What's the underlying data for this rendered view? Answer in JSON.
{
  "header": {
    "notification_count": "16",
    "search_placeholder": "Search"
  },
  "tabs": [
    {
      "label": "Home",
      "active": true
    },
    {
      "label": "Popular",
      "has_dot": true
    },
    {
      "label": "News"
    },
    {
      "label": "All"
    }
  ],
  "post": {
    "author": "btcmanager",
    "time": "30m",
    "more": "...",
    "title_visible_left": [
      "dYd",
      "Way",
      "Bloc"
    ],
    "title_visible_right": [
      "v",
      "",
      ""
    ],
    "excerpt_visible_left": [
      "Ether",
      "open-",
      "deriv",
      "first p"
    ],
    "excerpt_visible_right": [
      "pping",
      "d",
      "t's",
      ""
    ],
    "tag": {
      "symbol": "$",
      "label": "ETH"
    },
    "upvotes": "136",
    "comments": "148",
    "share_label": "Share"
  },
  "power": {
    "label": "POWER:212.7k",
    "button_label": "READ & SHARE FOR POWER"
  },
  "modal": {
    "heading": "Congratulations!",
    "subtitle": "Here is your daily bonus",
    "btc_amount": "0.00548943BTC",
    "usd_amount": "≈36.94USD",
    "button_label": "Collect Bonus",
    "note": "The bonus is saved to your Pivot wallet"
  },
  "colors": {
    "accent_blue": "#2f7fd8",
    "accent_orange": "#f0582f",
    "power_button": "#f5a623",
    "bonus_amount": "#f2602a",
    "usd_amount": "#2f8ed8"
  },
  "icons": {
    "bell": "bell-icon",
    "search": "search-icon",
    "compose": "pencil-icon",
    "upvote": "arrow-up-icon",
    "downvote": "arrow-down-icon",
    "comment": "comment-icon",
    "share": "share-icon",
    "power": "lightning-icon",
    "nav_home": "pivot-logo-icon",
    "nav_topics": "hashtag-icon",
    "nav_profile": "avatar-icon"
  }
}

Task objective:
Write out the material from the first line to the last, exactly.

Output of the task:
What's the underlying data for this rendered view? Answer in JSON.
{
  "header": {
    "notification_count": "16",
    "search_placeholder": "Search"
  },
  "tabs": [
    {
      "label": "Home",
      "active": true
    },
    {
      "label": "Popular",
      "has_dot": true
    },
    {
      "label": "News"
    },
    {
      "label": "All"
    }
  ],
  "post": {
    "author": "btcmanager",
    "time": "30m",
    "more": "...",
    "title_visible_left": [
      "dYd",
      "Way",
      "Bloc"
    ],
    "title_visible_right": [
      "v",
      "",
      ""
    ],
    "excerpt_visible_left": [
      "Ether",
      "open-",
      "deriv",
      "first p"
    ],
    "excerpt_visible_right": [
      "pping",
      "d",
      "t's",
      ""
    ],
    "tag": {
      "symbol": "$",
      "label": "ETH"
    },
    "upvotes": "136",
    "comments": "148",
    "share_label": "Share"
  },
  "power": {
    "label": "POWER:212.7k",
    "button_label": "READ & SHARE FOR POWER"
  },
  "modal": {
    "heading": "Congratulations!",
    "subtitle": "Here is your daily bonus",
    "btc_amount": "0.00548943BTC",
    "usd_amount": "≈36.94USD",
    "button_label": "Collect Bonus",
    "note": "The bonus is saved to your Pivot wallet"
  },
  "colors": {
    "accent_blue": "#2f7fd8",
    "accent_orange": "#f0582f",
    "power_button": "#f5a623",
    "bonus_amount": "#f2602a",
    "usd_amount": "#2f8ed8"
  },
  "icons": {
    "bell": "bell-icon",
    "search": "search-icon",
    "compose": "pencil-icon",
    "upvote": "arrow-up-icon",
    "downvote": "arrow-down-icon",
    "comment": "comment-icon",
    "share": "share-icon",
    "power": "lightning-icon",
    "nav_home": "pivot-logo-icon",
    "nav_topics": "hashtag-icon",
    "nav_profile": "avatar-icon"
  }
}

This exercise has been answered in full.